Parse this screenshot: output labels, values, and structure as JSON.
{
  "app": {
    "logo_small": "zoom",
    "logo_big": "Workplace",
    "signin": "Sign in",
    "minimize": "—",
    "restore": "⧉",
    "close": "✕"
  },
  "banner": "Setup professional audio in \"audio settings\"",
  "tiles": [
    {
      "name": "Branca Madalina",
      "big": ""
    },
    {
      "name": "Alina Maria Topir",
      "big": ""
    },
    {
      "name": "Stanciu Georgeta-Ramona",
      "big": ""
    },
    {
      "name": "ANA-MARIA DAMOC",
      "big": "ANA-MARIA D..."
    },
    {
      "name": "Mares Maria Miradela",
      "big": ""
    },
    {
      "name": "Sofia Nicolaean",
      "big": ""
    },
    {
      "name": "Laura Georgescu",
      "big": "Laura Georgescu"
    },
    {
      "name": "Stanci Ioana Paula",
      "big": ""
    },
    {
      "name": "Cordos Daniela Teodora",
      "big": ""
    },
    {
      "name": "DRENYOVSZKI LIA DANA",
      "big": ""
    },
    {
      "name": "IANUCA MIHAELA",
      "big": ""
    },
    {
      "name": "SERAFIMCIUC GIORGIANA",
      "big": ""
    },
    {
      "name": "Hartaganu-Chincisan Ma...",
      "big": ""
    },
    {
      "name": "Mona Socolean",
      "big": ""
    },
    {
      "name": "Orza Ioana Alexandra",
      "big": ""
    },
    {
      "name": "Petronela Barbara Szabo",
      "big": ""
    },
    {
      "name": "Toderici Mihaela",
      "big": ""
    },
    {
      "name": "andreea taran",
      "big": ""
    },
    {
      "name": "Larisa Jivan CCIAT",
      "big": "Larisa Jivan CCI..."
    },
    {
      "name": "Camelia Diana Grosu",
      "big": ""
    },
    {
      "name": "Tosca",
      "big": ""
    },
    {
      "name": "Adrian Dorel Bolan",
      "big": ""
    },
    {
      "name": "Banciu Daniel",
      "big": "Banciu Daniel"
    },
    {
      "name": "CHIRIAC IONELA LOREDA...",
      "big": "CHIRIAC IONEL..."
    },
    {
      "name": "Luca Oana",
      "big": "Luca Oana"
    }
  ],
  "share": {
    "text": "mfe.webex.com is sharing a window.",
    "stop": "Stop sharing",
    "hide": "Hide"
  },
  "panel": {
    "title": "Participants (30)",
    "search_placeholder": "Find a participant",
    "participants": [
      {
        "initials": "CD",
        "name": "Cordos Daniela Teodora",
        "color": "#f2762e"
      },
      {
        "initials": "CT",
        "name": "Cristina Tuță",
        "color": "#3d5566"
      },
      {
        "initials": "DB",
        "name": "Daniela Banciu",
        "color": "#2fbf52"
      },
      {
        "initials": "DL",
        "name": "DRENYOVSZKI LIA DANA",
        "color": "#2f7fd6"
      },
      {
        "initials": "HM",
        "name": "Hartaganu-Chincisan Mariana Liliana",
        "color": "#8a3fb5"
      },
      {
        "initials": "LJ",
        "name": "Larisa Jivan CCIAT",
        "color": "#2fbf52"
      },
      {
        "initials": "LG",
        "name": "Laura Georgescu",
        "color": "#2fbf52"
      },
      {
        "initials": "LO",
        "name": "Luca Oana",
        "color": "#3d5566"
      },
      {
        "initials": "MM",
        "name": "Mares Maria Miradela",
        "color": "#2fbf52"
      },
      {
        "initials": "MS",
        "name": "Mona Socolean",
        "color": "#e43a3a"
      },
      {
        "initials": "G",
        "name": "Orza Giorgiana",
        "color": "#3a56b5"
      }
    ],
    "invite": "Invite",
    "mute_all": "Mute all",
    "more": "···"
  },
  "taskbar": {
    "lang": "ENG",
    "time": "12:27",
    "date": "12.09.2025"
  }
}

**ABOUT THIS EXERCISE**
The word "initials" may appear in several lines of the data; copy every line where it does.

**RESPONSE BELOW**
        "initials": "CD",
        "initials": "CT",
        "initials": "DB",
        "initials": "DL",
        "initials": "HM",
        "initials": "LJ",
        "initials": "LG",
        "initials": "LO",
        "initials": "MM",
        "initials": "MS",
        "initials": "G",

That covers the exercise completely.